Humor in the pulpit.
I expect the overuse of jokes in sermons is meant as a camouflage for the failure to provide anything of merit in them. If so, let the preacher take note: it doesn’t work. The sermon which depends on a joke for its effectiveness is an insult to God, to the audience, and to one’s calling. The pulpit is for the preaching of God’s Word, Law and Gospel. Anything that distracts from that shouldn’t be there. The religious experience is largely bound up in the sermon. Most sermons can be edited down to under 10 minutes. Most the scrap material includes humor. People laugh and might remember the joke but it rarely contributes to edification. And don’t kid yourself, most people are not impressed. There is a hunger out there for conversations – dialog, not monologue – and real relationships.
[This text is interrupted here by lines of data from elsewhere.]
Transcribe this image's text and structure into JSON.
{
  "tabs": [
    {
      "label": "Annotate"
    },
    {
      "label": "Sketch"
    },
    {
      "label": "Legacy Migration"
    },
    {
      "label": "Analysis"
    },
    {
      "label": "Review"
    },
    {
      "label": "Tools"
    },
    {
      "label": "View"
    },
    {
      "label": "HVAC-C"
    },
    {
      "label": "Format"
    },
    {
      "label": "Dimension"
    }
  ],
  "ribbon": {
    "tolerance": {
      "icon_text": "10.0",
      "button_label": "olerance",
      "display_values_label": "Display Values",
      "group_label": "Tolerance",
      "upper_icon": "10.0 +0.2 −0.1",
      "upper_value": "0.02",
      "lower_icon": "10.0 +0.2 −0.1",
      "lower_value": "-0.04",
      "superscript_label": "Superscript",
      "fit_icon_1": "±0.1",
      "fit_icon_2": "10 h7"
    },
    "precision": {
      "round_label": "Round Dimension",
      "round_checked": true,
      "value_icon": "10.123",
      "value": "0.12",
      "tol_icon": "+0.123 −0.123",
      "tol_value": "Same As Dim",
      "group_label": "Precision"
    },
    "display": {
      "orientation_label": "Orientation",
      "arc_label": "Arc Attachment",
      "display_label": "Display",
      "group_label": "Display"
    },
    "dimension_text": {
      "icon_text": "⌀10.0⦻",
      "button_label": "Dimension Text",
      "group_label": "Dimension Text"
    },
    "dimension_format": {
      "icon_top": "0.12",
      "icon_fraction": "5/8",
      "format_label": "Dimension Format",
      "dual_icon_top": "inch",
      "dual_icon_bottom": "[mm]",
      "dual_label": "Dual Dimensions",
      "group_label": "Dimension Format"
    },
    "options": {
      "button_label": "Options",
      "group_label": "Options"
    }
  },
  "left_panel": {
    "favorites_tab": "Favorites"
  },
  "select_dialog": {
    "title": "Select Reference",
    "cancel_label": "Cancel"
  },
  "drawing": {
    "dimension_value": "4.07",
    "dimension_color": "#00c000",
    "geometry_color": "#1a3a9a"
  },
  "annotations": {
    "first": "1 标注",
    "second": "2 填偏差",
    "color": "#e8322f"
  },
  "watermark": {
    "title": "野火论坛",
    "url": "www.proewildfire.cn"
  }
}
The reformers moved the pulpit in the center and our shift should be the other way: Ten minute message perhaps, with lots of conversation and activities that practice the Christian lifestyle in community – praying with others, listening to their stories, serving the community, etc. I say this as one who loves a great story and enjoys being the one telling it. I just think of what Christ did for me; brutalized and nailed to a cross. The lamb of God. When I go to Church I "need" to hear the truth without humor. I love wholesome humor but... when I present myself to my King on Sunday in corporate worship - I think some reverence is in order. Remember; this is what the holy spirit has done for me so this is the way I see it. Our God certainly has a sense of humor. He created us in his own image, and he gave us the ability to laugh and to tell jokes, even to be silly. That said, I don't want my pastor to entertain me on Sunday morning. 1 Corinthians 13 doesn't say "love is patient, love is funny." Scripture doesn't preach winning people over with our clever anecdotes. It preaches the glorious and incomparable love of a risen Savior. I'm much more comforted knowing that my God is Sovereign, Gracious, Infinite, Merciful, than I am knowing he's amusing. I've heard pastors who use humor to shy away from the deeper truth of Scripture or to prove how relevant Scripture is. Our God doesn't need proof! He is always relevant! I'd much rather the Holy Spirit use my pastor's words to convict me and lead me back to grace than to keep me smiling. If our sermons never offend, we probably aren't telling people the whole truth.